Benita had just taken a position as food manager and dietitian for a high-security Maryland state institution for the criminally insane. Because most of the patients and staff were African Americans, Benita planned her first Thanksgiving menu for them based on her New York African American holiday food traditions: turkey, yams, macaroni and cheese, collard greens and corn bread. Anticipating approval, Benita was astounded when the patients angrily confronted the servers behind the bullet-proof glass demanding, "Where's the sauerkraut?"
What did it mean?
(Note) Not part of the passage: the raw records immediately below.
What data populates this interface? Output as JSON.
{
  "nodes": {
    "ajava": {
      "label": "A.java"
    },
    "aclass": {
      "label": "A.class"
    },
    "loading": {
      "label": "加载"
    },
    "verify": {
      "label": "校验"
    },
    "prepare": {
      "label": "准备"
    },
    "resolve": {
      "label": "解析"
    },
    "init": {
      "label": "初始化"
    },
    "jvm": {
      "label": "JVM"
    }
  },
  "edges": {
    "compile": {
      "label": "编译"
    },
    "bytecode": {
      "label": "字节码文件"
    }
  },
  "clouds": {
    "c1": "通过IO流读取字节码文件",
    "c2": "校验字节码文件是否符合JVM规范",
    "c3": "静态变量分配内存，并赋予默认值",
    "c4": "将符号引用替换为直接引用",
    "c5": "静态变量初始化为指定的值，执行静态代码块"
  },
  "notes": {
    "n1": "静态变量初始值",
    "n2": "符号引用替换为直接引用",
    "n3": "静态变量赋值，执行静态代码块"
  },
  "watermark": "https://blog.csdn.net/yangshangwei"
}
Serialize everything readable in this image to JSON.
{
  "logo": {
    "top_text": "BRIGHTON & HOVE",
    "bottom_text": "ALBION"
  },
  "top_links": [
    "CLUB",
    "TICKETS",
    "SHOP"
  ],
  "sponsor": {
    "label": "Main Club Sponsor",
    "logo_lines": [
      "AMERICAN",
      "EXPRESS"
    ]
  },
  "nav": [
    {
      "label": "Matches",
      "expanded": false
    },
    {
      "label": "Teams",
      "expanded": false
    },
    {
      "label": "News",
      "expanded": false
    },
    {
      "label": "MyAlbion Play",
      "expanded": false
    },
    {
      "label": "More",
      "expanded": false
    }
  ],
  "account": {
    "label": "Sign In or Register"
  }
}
For the inmates, no Thanksgiving meal was complete without sauerkraut. They felt cheated and to calm them, Benita immediately added the pickled cabbage to their trays. She later learned that years earlier, the institution workers, who were daily commuters from Pennsylvania, had introduced sauerkraut as a Thanksgiving side dish. Although they were not necessarily Pennsylvania Germans, they had absorbed and passed on Pennsylvanian German regional food ways, including sauerkraut. Now sauerkraut had become part of the patients' Thanksgiving tradition.